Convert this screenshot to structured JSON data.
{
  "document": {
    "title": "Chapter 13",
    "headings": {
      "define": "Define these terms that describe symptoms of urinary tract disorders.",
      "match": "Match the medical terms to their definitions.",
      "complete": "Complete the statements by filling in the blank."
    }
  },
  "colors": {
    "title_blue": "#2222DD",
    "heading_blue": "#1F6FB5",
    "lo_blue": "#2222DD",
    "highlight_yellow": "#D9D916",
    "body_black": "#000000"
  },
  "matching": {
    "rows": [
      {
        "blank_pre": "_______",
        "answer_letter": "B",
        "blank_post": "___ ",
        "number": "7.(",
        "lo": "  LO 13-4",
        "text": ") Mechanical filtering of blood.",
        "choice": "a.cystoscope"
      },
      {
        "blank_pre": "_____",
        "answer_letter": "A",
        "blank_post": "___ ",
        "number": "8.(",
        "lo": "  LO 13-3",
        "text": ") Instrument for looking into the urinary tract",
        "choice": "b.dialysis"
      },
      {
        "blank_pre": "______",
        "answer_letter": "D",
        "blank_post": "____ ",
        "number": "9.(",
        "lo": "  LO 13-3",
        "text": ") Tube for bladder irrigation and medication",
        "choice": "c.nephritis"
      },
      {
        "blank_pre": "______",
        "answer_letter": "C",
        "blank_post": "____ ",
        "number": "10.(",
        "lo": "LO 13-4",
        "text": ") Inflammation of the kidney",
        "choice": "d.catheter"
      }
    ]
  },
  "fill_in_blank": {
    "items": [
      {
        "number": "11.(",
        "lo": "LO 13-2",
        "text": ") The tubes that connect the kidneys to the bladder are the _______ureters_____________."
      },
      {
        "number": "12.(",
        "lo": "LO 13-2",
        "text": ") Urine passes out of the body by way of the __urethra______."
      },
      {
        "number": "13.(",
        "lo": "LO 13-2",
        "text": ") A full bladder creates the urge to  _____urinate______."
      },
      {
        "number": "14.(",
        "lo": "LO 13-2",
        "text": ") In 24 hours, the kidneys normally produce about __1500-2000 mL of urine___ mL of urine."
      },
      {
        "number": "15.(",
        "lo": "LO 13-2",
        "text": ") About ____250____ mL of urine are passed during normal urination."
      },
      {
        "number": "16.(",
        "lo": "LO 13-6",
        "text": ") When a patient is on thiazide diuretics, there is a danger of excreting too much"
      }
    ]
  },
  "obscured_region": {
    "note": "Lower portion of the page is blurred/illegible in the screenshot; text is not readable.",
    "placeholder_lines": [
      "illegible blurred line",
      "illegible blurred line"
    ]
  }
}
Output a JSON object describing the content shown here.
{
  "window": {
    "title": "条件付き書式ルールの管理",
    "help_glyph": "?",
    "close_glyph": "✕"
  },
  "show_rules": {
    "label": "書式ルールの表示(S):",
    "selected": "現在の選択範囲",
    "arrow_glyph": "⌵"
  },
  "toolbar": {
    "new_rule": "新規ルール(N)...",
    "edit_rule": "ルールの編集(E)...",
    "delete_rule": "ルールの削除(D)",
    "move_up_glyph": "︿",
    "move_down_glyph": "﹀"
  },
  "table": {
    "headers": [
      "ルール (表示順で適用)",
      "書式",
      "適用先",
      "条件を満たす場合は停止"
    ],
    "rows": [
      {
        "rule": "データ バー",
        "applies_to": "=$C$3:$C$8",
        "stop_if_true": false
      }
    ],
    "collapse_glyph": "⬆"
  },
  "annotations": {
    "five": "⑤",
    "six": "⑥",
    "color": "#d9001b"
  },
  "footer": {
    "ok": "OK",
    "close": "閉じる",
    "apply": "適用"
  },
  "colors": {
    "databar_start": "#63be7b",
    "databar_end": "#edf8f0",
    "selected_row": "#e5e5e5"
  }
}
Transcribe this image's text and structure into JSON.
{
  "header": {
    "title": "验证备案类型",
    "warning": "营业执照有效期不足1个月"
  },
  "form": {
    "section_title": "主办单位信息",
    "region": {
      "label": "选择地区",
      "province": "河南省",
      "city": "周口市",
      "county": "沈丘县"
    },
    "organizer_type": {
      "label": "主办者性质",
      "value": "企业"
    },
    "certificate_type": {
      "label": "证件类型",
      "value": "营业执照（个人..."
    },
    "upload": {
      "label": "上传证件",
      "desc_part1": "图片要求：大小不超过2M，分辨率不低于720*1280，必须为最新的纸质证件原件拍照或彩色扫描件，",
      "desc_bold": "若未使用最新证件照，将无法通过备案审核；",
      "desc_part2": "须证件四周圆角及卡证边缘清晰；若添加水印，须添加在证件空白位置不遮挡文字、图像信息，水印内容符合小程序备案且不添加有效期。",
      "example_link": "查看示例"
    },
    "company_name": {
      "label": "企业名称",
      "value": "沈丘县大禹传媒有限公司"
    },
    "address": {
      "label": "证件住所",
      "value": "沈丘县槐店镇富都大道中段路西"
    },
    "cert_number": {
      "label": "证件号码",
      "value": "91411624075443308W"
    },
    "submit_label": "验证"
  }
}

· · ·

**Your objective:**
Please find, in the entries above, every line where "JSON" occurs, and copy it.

**Result:**
Convert this screenshot to structured JSON data.
Output a JSON object describing the content shown here.
Transcribe this image's text and structure into JSON.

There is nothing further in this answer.